[What the task asks]: Only the lines from the line containing "Enumerate this screenshot's" through the final line of the entries should be printed, exactly as given, with the pictures left out.

[Input material]:

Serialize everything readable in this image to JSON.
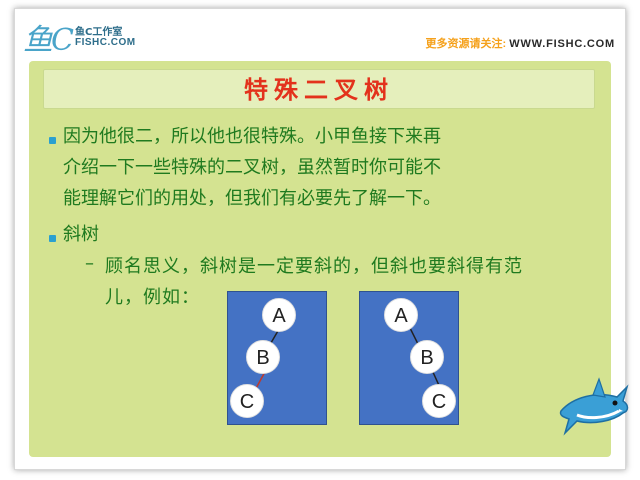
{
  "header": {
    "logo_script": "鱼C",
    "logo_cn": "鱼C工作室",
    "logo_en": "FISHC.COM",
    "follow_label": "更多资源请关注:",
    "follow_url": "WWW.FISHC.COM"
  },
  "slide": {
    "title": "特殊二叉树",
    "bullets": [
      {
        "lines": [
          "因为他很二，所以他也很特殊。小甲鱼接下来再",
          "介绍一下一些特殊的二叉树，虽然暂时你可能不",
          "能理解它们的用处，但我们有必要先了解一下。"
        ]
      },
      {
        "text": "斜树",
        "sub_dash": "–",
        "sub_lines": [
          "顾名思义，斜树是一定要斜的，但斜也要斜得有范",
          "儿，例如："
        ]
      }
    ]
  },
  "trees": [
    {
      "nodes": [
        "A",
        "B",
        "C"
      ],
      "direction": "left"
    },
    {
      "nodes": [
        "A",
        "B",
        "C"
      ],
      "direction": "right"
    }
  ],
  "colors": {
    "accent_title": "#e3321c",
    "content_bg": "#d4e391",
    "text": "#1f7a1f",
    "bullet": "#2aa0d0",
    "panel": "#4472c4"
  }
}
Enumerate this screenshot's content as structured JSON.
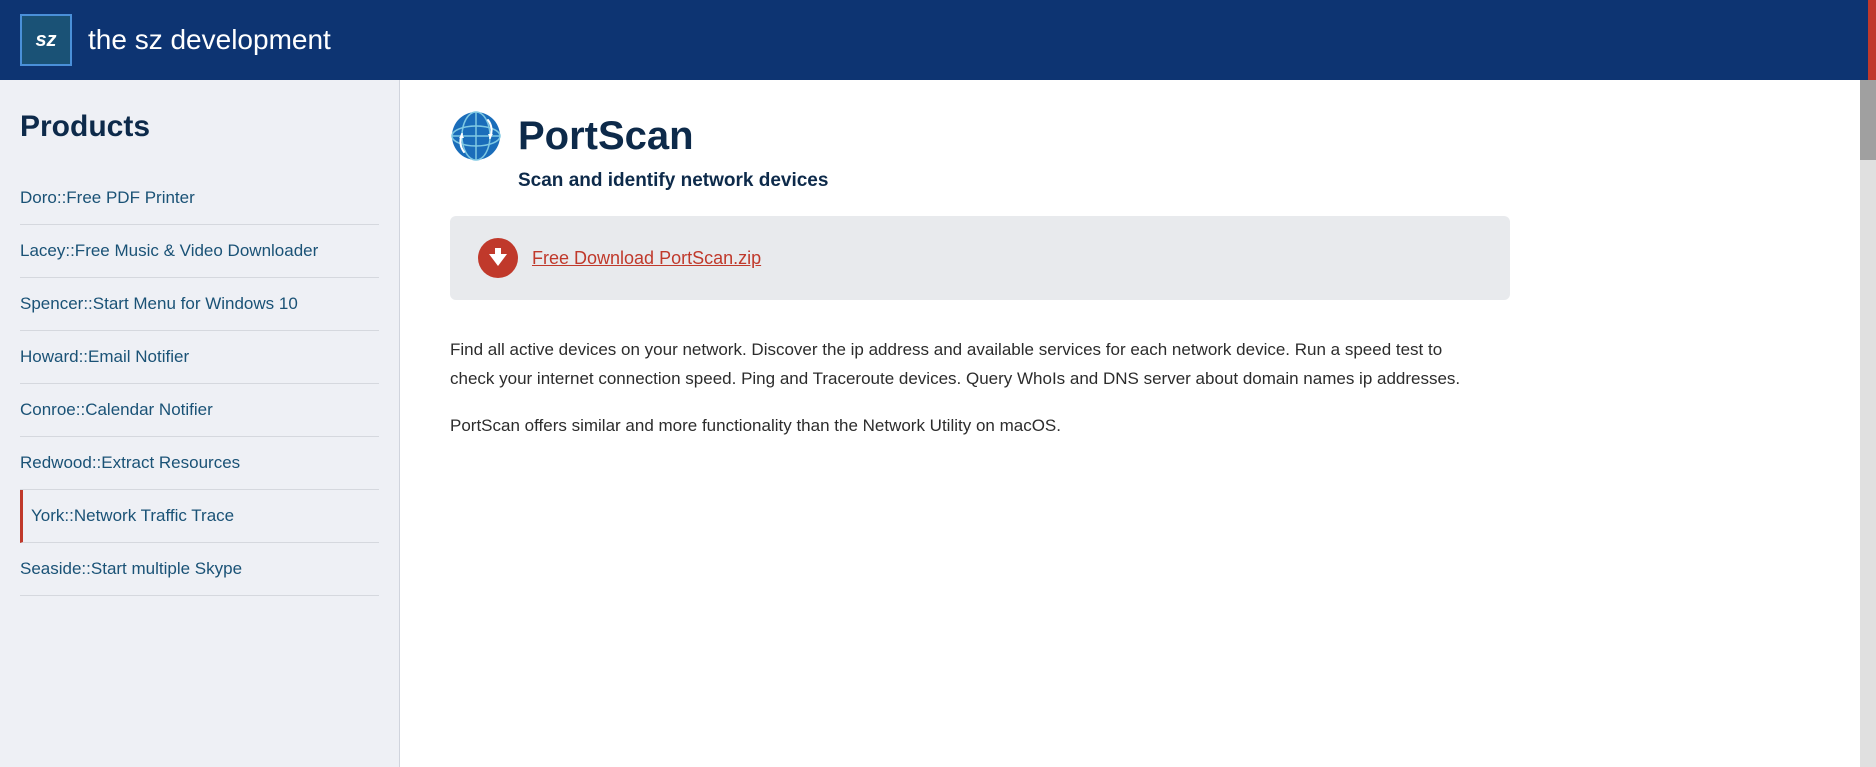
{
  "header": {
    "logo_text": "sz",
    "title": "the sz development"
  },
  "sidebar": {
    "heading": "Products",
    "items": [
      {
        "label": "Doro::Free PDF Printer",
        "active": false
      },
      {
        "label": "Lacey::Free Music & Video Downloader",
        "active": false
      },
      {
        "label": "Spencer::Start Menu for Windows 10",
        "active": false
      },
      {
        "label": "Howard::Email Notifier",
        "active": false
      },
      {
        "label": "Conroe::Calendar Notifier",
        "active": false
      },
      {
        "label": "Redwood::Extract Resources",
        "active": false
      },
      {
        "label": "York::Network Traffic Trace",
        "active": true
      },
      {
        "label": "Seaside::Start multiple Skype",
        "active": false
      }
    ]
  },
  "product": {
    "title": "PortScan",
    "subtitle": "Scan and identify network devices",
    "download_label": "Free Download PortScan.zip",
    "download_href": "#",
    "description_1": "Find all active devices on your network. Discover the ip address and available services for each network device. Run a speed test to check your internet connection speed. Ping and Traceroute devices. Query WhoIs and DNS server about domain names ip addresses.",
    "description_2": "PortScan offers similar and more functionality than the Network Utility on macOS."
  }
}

[Response area]:
Enumerate this screenshot's content as structured JSON.
{
  "header": {
    "logo_text": "sz",
    "title": "the sz development"
  },
  "sidebar": {
    "heading": "Products",
    "items": [
      {
        "label": "Doro::Free PDF Printer",
        "active": false
      },
      {
        "label": "Lacey::Free Music & Video Downloader",
        "active": false
      },
      {
        "label": "Spencer::Start Menu for Windows 10",
        "active": false
      },
      {
        "label": "Howard::Email Notifier",
        "active": false
      },
      {
        "label": "Conroe::Calendar Notifier",
        "active": false
      },
      {
        "label": "Redwood::Extract Resources",
        "active": false
      },
      {
        "label": "York::Network Traffic Trace",
        "active": true
      },
      {
        "label": "Seaside::Start multiple Skype",
        "active": false
      }
    ]
  },
  "product": {
    "title": "PortScan",
    "subtitle": "Scan and identify network devices",
    "download_label": "Free Download PortScan.zip",
    "download_href": "#",
    "description_1": "Find all active devices on your network. Discover the ip address and available services for each network device. Run a speed test to check your internet connection speed. Ping and Traceroute devices. Query WhoIs and DNS server about domain names ip addresses.",
    "description_2": "PortScan offers similar and more functionality than the Network Utility on macOS."
  }
}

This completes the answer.